_Activity_
What is the number of lines in the entries that contain the word "Flight"? Reply with that number only.

Segment Start: Record set

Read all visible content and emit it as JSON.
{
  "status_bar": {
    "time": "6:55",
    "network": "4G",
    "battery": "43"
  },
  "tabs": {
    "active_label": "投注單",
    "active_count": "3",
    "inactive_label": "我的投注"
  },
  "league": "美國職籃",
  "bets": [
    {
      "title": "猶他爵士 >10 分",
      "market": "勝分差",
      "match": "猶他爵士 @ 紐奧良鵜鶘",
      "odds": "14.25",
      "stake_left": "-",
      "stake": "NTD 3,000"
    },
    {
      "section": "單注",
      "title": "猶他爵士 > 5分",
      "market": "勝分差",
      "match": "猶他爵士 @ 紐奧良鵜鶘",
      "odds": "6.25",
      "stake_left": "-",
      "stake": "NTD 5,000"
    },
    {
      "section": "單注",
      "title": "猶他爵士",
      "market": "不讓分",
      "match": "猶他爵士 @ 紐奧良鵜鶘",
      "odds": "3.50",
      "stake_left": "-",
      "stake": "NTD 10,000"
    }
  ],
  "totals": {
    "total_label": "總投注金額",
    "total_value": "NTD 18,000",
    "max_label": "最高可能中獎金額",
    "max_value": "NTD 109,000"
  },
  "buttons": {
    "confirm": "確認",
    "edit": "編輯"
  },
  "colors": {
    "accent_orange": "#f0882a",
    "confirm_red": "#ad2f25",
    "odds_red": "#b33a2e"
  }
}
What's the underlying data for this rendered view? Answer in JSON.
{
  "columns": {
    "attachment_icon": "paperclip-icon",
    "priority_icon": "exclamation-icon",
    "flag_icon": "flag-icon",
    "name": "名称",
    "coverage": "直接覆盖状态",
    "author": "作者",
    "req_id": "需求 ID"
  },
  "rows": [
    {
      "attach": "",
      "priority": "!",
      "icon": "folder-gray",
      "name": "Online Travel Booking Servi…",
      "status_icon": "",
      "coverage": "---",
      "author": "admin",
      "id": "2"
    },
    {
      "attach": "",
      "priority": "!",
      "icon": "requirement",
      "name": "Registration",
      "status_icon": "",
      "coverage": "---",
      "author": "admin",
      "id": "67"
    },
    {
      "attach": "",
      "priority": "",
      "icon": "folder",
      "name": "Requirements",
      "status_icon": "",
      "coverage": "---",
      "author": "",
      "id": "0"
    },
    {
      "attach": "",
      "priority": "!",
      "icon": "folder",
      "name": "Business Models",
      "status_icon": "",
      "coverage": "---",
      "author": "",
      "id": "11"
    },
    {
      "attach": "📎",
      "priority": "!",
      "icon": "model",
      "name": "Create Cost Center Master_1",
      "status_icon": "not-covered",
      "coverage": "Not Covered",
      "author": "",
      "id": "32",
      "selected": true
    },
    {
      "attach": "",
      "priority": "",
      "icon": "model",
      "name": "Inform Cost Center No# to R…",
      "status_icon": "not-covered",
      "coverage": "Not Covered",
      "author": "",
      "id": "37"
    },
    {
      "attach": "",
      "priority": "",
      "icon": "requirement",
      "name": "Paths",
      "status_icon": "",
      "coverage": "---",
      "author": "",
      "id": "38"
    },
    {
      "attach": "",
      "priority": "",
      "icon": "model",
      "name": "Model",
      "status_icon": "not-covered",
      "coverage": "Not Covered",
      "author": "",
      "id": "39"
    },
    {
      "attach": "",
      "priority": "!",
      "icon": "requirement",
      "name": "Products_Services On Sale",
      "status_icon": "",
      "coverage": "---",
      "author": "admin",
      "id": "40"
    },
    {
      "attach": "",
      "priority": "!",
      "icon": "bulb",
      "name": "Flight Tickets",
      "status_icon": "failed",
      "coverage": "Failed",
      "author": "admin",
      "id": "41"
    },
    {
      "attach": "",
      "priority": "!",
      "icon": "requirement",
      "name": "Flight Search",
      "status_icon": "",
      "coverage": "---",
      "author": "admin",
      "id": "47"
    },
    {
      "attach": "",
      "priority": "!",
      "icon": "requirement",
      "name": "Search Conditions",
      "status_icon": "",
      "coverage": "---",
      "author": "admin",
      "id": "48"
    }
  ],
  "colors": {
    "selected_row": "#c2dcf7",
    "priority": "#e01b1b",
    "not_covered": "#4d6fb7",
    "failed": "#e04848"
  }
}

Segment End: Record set

_The answer_
2